Of the 53,041 job cuts announced in January, 21,322 were directly attributed to the recent and sharp decline in oil prices. Most of these cuts occurred in the energy industry, where employers announced a total of 20,193 layoffs. The January total is 42% higher than the 14,262 job cuts announced by the energy industry in all of 2014.
Don’t forget; these oil jobs are among some of the highest-paying blue-collar jobs in the country, so losing one oil job is like losing five or eight or ten hospitality-industry (“Would you like some fries with that, sir?”) jobs.
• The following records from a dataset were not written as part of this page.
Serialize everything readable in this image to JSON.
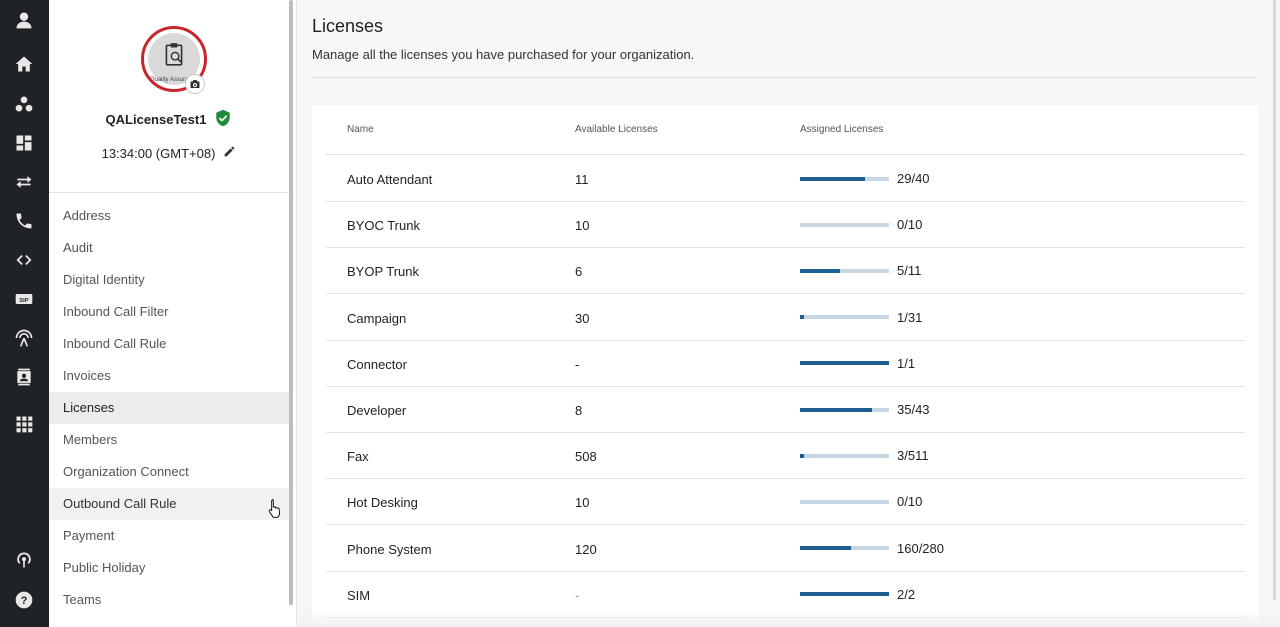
{
  "rail": {
    "icons": [
      "user-icon",
      "home-icon",
      "people-icon",
      "dashboard-icon",
      "transfer-icon",
      "phone-icon",
      "code-icon",
      "sip-icon",
      "antenna-icon",
      "contacts-icon",
      "apps-icon",
      "broadcast-icon",
      "help-icon"
    ],
    "sip_label": "SIP"
  },
  "sidebar": {
    "org_name": "QALicenseTest1",
    "avatar_caption": "Quality Assurance",
    "time": "13:34:00 (GMT+08)",
    "items": [
      {
        "label": "Address"
      },
      {
        "label": "Audit"
      },
      {
        "label": "Digital Identity"
      },
      {
        "label": "Inbound Call Filter"
      },
      {
        "label": "Inbound Call Rule"
      },
      {
        "label": "Invoices"
      },
      {
        "label": "Licenses"
      },
      {
        "label": "Members"
      },
      {
        "label": "Organization Connect"
      },
      {
        "label": "Outbound Call Rule"
      },
      {
        "label": "Payment"
      },
      {
        "label": "Public Holiday"
      },
      {
        "label": "Teams"
      }
    ],
    "active_item": "Licenses",
    "hover_item": "Outbound Call Rule"
  },
  "main": {
    "title": "Licenses",
    "subtitle": "Manage all the licenses you have purchased for your organization.",
    "columns": {
      "name": "Name",
      "available": "Available Licenses",
      "assigned": "Assigned Licenses"
    },
    "rows": [
      {
        "name": "Auto Attendant",
        "available": "11",
        "assigned": "29/40",
        "fraction": 0.725
      },
      {
        "name": "BYOC Trunk",
        "available": "10",
        "assigned": "0/10",
        "fraction": 0
      },
      {
        "name": "BYOP Trunk",
        "available": "6",
        "assigned": "5/11",
        "fraction": 0.4545
      },
      {
        "name": "Campaign",
        "available": "30",
        "assigned": "1/31",
        "fraction": 0.0323
      },
      {
        "name": "Connector",
        "available": "-",
        "assigned": "1/1",
        "fraction": 1
      },
      {
        "name": "Developer",
        "available": "8",
        "assigned": "35/43",
        "fraction": 0.814
      },
      {
        "name": "Fax",
        "available": "508",
        "assigned": "3/511",
        "fraction": 0.0059
      },
      {
        "name": "Hot Desking",
        "available": "10",
        "assigned": "0/10",
        "fraction": 0
      },
      {
        "name": "Phone System",
        "available": "120",
        "assigned": "160/280",
        "fraction": 0.5714
      },
      {
        "name": "SIM",
        "available": "-",
        "assigned": "2/2",
        "fraction": 1
      }
    ]
  },
  "colors": {
    "rail_bg": "#1f2327",
    "accent": "#1e5f93",
    "track": "#c6d7e3",
    "brand_red": "#c9252c",
    "shield_green": "#1e8a3c"
  }
}
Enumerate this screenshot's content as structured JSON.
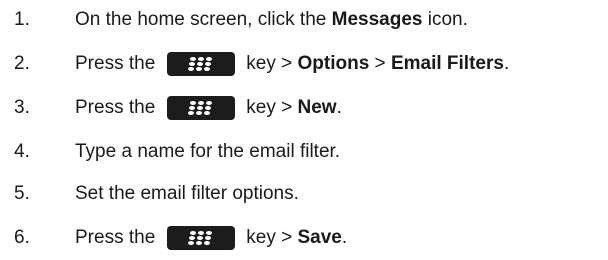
{
  "steps": [
    {
      "number": "1.",
      "before": "On the home screen, click the ",
      "bold1": "Messages",
      "after": " icon."
    },
    {
      "number": "2.",
      "before": "Press the",
      "key_icon": "blackberry-menu-key-icon",
      "after_key": "key > ",
      "bold1": "Options",
      "mid": " > ",
      "bold2": "Email Filters",
      "end": "."
    },
    {
      "number": "3.",
      "before": "Press the",
      "key_icon": "blackberry-menu-key-icon",
      "after_key": "key > ",
      "bold1": "New",
      "end": "."
    },
    {
      "number": "4.",
      "text": "Type a name for the email filter."
    },
    {
      "number": "5.",
      "text": "Set the email filter options."
    },
    {
      "number": "6.",
      "before": "Press the",
      "key_icon": "blackberry-menu-key-icon",
      "after_key": "key > ",
      "bold1": "Save",
      "end": "."
    }
  ],
  "colors": {
    "text": "#1a1a1a",
    "key_background": "#1c1c1c",
    "key_glyph": "#ffffff"
  }
}
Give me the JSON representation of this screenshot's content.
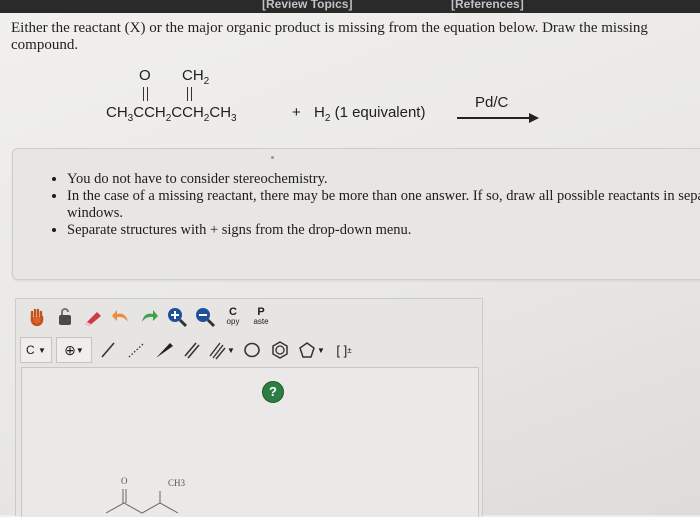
{
  "header": {
    "review_topics": "[Review Topics]",
    "references": "[References]"
  },
  "question": {
    "text": "Either the reactant (X) or the major organic product is missing from the equation below. Draw the missing compound."
  },
  "equation": {
    "top_o": "O",
    "top_ch2": "CH2",
    "chain_parts": [
      "CH",
      "3",
      "CCH",
      "2",
      "CCH",
      "2",
      "CH",
      "3"
    ],
    "plus": "+",
    "reagent_h": "H",
    "reagent_sub": "2",
    "reagent_suffix": "(1 equivalent)",
    "catalyst": "Pd/C"
  },
  "instructions": {
    "items": [
      "You do not have to consider stereochemistry.",
      "In the case of a missing reactant, there may be more than one answer. If so, draw all possible reactants in separate windows.",
      "Separate structures with + signs from the drop-down menu."
    ]
  },
  "toolbar1": {
    "copy_big": "C",
    "copy_small": "opy",
    "paste_big": "P",
    "paste_small": "aste"
  },
  "toolbar2": {
    "element": "C",
    "bracket": "[ ]",
    "bracket_sup": "±"
  },
  "canvas": {
    "help": "?",
    "mol_o": "O",
    "mol_ch3": "CH3"
  }
}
Maybe that’s why despite the stock market hitting all-time highs and President Obama taking economic victory laps on TV, Americans aren’t very optimistic about their futures.
The Conference Board Consumer Confidence Index dropped from 102.9 to 96.4 in February, well below the 99.4 that the Wall Street geniuses were expecting.
That’s a bomb, but the real meat of the survey was the LABOR MARKET conditions.
Jobs Plentiful? 20.5% of Americans said that jobs are “plentiful.” Sounds good, right? Wrong! That’s a decrease from January, but more importantly, the number of Americans that described jobs as “hard to get” jumped from 24.6% to 26.2% in the last month.
Jobs plentiful declined; jobs hard to get increased.
Income Expectations? 15.1% of the households surveyed said that they expected their incomes to rise over the next six months. Sounds good, right? Wrong! That’s a decline from the 19.5% in January, AND another 12.0% said their incomes will decline over the next six months… up from 10.8% in January.
Expected income to increase declined; expected income to decrease grew.
The big mistake that Wall Street and most optimistic investors are making is they assume that an improving labor market will translate into strong consumer spending, the main driver (70%) of US economic activity.
What drives consumer spending is rising real wages, not a drop in the unemployment rate, and that is why Americans are becoming more pessimistic.
The stock market is NOT the economy, and the disconnect between Main Street and Wall Street won’t last forever. You can read about the biggest challenge facing Wall Street in 2015—brought on by the stronger dollar—by clicking here. Main Street certainly isn’t prepared for this…
Do you have a plan for when Humpty Dumpty takes a big fall?